BAT Considers $3 Billion Buyout of Brazilian Minority StakePaul Jarvis and Matthew Boyle
British American Tobacco Plc is considering buying out the minority in its Brazilian unit Souza Cruz SA, a transaction that would cost the maker of Pall Mall and Dunhill cigarettes more than $3 billion.
BAT would pay 26.75 reais per share in cash for the 24.7 percent stake it doesn’t already own, according to statements released Monday by the companies. That’s about 13 percent above the Brazilian company’s closing price on Friday in Sao Paulo.
The acquisition would give the London-based cigarette maker full control over the largest tobacco company in Brazil, where it has a market share of about 78 percent. Such a deal, which BAT has considered before, would be “strategically attractive” as it would allow for better cooperation on new product development, spokesman Will Hill said by e-mail.
Souza Cruz, based in Rio de Janeiro, is “the jewel business in BAT,” said Erik Bloomquist, an analyst at Berenberg. A deal would be “easy to do with little objection likely from the Brazilian government, as there does not appear to be a lot of political capital to be maintained by remaining listed. Souza Cruz would remain a powerful corporate in Brazil.”
Souza Cruz shares rose 9.9 percent to 25.99 reais at 1:34 p.m. in Sao Paulo, valuing the company at about 39.7 billion reais ($13.8 billion). BAT shares gained 2 percent to 3,727.5 pence at the close of trading in London.
BAT, which is being advised by Deutsche Bank AG and UBS Group AG, said there’s no certainty an offer will be made.
Brazil is BAT’s biggest market, accounting for about 12 percent of operating profit, according to Exane BNP Paribas.
The company’s shipments in the country declined in the first half of last year amid a contracting market that researcher Euromonitor estimates was worth $11.4 billion in 2013. Profit also dropped in the region as a result of the lower volume and adverse exchange-rate movements. Only 12.6 percent of Brazilians smoke, according to data compiled by Bloomberg Intelligence, one of the lowest rates in Latin America.

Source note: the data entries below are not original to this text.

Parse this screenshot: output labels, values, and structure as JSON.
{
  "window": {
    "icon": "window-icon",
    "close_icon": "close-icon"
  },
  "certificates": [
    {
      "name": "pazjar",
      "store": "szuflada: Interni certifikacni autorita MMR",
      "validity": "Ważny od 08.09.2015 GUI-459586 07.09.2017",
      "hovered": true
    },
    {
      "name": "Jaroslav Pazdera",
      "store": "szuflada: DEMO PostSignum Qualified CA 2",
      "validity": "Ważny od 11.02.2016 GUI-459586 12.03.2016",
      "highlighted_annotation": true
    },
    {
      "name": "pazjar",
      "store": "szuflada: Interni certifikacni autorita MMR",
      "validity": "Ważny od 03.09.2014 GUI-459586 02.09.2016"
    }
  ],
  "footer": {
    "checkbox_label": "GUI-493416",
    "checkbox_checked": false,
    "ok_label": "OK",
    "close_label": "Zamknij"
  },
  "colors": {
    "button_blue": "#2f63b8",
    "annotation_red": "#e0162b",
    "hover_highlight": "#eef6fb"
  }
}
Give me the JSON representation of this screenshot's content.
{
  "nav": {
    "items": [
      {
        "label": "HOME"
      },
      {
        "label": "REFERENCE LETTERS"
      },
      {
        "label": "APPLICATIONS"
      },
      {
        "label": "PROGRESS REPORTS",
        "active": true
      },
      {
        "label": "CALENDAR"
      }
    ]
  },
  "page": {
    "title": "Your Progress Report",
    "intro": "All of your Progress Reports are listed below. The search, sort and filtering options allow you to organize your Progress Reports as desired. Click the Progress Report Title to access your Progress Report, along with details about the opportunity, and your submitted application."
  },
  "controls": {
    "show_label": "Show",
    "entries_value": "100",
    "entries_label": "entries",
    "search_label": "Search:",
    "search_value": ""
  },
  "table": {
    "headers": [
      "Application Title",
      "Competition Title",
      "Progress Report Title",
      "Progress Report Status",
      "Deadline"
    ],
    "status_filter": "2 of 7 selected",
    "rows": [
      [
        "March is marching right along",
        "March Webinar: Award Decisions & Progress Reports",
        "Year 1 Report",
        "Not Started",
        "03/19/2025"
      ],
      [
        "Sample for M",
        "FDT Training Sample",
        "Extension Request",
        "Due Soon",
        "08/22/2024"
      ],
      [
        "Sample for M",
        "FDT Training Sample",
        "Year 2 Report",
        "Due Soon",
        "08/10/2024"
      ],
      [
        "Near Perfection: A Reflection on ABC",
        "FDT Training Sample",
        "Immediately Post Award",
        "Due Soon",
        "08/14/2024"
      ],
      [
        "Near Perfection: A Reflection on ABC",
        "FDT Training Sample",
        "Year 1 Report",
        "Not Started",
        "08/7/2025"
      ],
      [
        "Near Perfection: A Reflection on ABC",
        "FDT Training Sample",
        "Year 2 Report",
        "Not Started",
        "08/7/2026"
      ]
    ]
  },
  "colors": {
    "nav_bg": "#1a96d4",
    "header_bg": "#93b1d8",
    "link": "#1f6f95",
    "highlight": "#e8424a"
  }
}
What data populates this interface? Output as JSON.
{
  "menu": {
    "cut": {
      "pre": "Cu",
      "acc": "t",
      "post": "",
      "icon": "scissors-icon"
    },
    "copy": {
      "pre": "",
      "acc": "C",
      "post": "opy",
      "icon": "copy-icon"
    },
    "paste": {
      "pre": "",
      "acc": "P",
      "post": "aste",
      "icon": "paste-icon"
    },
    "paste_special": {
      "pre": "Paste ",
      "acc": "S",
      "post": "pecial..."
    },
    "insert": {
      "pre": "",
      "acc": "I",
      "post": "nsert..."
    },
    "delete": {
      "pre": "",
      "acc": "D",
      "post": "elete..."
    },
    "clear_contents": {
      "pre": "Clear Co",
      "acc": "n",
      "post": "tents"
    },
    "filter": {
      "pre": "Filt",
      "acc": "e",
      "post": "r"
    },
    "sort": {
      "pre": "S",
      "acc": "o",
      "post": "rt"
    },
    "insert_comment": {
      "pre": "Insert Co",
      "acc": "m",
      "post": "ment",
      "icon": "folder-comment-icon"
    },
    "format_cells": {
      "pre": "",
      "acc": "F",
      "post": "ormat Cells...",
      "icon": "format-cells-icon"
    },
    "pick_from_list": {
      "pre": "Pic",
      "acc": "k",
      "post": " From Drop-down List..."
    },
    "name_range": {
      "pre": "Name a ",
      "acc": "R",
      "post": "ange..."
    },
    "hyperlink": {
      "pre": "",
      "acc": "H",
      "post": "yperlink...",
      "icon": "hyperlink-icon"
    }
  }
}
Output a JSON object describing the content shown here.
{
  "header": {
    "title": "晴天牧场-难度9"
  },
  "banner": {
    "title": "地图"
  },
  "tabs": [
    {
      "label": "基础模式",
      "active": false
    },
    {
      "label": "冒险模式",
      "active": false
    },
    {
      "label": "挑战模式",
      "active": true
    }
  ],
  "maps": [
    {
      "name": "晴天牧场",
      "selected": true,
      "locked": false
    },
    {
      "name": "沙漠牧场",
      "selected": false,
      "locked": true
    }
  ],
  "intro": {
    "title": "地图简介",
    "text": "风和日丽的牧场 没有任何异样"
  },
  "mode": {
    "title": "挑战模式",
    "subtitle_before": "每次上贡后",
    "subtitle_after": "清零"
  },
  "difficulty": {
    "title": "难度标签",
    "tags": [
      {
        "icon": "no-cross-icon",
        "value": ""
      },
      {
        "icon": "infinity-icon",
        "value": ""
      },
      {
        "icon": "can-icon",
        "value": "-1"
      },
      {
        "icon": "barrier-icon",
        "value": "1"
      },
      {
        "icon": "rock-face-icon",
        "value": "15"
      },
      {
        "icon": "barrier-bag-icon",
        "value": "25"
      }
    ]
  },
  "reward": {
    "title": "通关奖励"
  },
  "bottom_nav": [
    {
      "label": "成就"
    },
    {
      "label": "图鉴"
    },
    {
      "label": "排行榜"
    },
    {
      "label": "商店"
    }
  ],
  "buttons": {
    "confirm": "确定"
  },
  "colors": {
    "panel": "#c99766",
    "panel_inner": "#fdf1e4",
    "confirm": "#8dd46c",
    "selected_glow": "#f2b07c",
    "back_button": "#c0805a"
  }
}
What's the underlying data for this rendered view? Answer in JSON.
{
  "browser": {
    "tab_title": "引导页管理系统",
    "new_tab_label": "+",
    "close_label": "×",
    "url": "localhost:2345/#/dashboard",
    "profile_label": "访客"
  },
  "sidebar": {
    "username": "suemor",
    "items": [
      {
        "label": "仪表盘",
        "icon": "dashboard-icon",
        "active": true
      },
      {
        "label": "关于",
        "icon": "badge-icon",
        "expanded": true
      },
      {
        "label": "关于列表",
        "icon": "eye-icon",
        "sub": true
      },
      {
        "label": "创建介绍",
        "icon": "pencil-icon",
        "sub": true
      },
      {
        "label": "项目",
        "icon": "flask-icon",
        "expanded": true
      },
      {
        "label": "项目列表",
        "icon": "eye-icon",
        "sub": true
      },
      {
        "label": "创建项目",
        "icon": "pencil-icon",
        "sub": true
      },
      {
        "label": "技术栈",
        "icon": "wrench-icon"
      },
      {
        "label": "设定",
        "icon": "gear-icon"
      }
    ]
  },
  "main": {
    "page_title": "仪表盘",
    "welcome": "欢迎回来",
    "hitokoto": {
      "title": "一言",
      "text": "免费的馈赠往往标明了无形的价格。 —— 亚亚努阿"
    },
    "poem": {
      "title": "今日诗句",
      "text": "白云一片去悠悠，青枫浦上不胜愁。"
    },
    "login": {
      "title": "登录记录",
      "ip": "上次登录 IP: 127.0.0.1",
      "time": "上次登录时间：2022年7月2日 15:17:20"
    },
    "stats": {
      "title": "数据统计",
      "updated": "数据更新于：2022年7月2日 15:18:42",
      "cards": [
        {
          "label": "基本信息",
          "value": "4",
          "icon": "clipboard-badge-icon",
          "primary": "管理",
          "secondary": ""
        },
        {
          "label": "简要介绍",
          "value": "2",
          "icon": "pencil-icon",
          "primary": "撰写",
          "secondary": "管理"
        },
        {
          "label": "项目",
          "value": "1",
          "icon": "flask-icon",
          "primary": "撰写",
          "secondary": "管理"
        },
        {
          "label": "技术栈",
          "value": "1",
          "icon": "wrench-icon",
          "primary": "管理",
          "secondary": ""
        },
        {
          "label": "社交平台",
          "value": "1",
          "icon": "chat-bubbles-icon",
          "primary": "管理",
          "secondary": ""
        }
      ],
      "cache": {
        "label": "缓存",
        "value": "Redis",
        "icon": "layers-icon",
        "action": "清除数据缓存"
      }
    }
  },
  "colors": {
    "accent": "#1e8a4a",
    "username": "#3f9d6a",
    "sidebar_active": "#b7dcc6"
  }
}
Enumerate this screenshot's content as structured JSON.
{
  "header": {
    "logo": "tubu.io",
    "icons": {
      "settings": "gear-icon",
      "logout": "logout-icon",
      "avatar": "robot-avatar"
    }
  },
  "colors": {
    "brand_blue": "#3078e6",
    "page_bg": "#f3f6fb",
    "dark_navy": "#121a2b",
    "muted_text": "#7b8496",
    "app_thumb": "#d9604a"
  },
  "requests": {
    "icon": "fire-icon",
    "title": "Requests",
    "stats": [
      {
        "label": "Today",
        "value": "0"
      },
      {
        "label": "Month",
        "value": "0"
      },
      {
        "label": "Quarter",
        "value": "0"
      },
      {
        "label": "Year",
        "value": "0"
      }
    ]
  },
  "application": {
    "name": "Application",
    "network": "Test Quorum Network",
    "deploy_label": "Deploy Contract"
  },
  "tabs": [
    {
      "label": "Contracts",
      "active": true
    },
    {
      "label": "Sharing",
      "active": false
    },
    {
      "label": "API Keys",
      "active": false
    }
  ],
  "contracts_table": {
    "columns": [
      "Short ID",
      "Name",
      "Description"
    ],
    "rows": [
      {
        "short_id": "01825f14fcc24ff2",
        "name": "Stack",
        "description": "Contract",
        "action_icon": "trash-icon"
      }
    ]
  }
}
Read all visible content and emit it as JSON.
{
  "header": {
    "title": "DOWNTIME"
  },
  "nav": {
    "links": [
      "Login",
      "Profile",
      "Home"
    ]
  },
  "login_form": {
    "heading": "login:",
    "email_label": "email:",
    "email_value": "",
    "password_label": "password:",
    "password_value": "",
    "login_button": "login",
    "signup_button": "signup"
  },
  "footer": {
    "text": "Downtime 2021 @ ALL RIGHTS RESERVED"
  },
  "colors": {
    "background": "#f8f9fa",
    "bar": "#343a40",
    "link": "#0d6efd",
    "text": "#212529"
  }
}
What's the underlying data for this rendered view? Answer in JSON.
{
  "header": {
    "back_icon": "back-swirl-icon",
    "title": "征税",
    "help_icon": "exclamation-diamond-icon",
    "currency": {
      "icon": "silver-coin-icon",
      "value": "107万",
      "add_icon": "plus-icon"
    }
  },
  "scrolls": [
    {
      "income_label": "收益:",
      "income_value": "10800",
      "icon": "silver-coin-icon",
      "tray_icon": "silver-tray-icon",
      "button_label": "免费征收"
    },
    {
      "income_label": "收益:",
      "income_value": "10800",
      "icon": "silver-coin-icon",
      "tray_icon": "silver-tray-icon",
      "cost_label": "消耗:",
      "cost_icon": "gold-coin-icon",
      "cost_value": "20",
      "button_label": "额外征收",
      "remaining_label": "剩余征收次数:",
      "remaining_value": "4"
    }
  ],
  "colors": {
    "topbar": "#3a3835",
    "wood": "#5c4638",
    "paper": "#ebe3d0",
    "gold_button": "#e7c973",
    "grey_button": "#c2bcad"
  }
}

The subject of the Souza Cruz minority has vexed BAT executives for some time. The U.K. company said in 2006 that it was considering buying out the unit, which was previously run by BAT Chief Executive Officer Nicandro Durante. He is both Brazilian and Italian.
Souza Cruz traces its roots back to 1903, when 32-year-old Portuguese immigrant Albino Souza Cruz and 16 employees began to produce cigarettes under the Dalila brand in Rio de Janeiro. To expand the company further, Souza Cruz transferred control to BAT in 1914 and served as chairman until 1962, two years before he died. Today, Brazil is the sixth-largest cigarette market in the world.